# [About this exercise]
Among the entries below, find every line that contains the string "data", then copy it.

Extracted information section start

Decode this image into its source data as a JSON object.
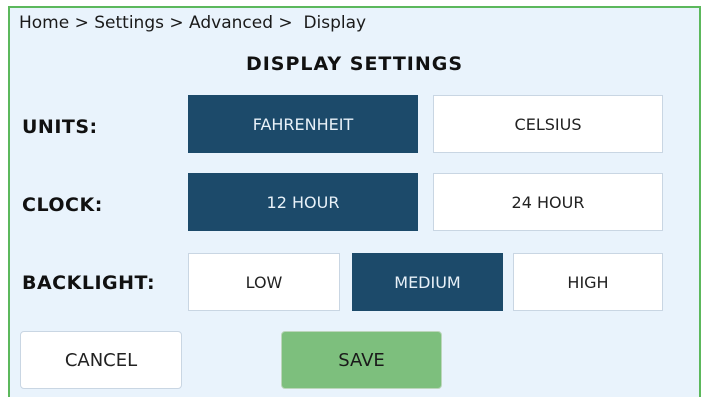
{
  "breadcrumb": "Home > Settings > Advanced >  Display",
  "title": "DISPLAY SETTINGS",
  "units": {
    "label": "UNITS:",
    "options": [
      "FAHRENHEIT",
      "CELSIUS"
    ],
    "selected": "FAHRENHEIT"
  },
  "clock": {
    "label": "CLOCK:",
    "options": [
      "12 HOUR",
      "24 HOUR"
    ],
    "selected": "12 HOUR"
  },
  "backlight": {
    "label": "BACKLIGHT:",
    "options": [
      "LOW",
      "MEDIUM",
      "HIGH"
    ],
    "selected": "MEDIUM"
  },
  "actions": {
    "cancel": "CANCEL",
    "save": "SAVE"
  },
  "colors": {
    "selected": "#1c4a6a",
    "save": "#7dbf7d",
    "panel": "#e9f3fc",
    "frame": "#5cb85c"
  }
}
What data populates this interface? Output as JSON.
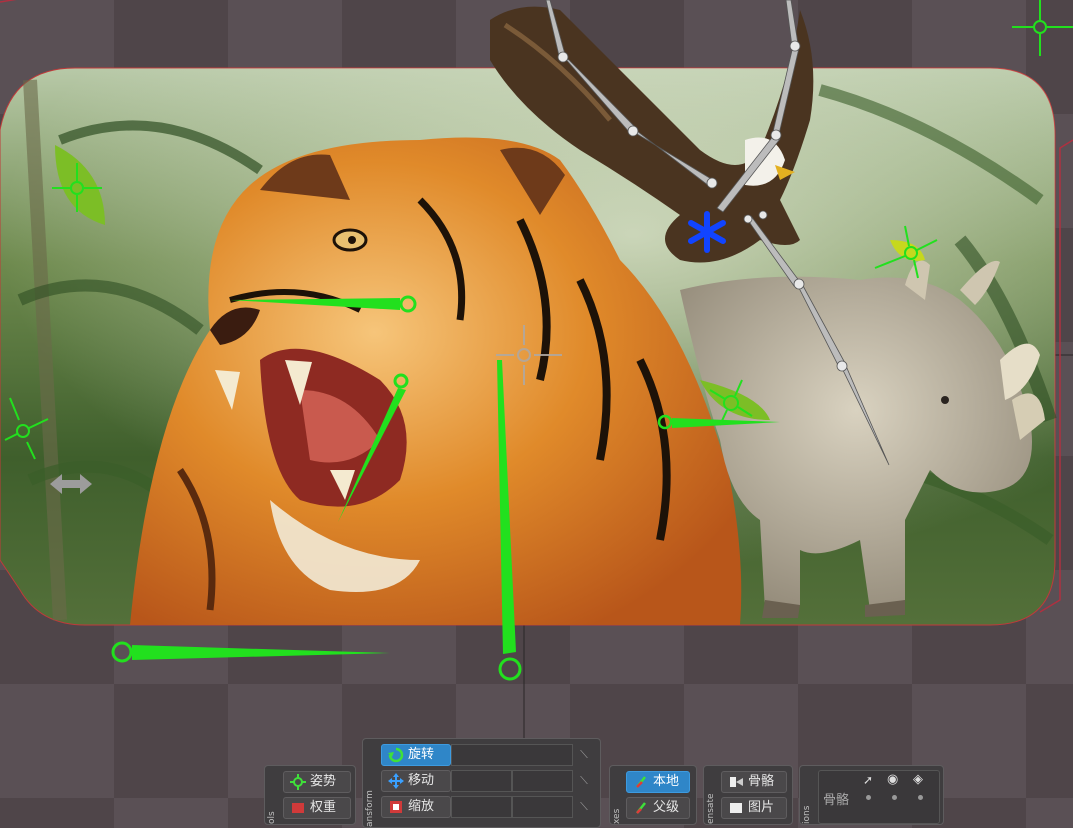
{
  "toolbars": {
    "tools": {
      "title": "ols",
      "buttons": [
        {
          "label": "姿势",
          "icon": "pose-icon",
          "active": false
        },
        {
          "label": "权重",
          "icon": "weights-icon",
          "active": false
        }
      ]
    },
    "transform": {
      "title": "ansform",
      "buttons": [
        {
          "label": "旋转",
          "icon": "rotate-icon",
          "active": true
        },
        {
          "label": "移动",
          "icon": "move-icon",
          "active": false
        },
        {
          "label": "缩放",
          "icon": "scale-icon",
          "active": false
        }
      ]
    },
    "axes": {
      "title": "xes",
      "buttons": [
        {
          "label": "本地",
          "icon": "local-axis-icon",
          "active": true
        },
        {
          "label": "父级",
          "icon": "parent-axis-icon",
          "active": false
        }
      ]
    },
    "compensate": {
      "title": "ensate",
      "buttons": [
        {
          "label": "骨骼",
          "icon": "bone-compensate-icon",
          "active": false
        },
        {
          "label": "图片",
          "icon": "image-compensate-icon",
          "active": false
        }
      ]
    },
    "options": {
      "title": "ions",
      "row_label": "骨骼"
    }
  },
  "colors": {
    "accent": "#2f86c8",
    "bone_green": "#22e01e",
    "ik_blue": "#1144ff",
    "background_checker": "#5a5055"
  }
}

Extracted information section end

# [Reply]
Decode this image into its source data as a JSON object.
What data populates this interface? Output as JSON.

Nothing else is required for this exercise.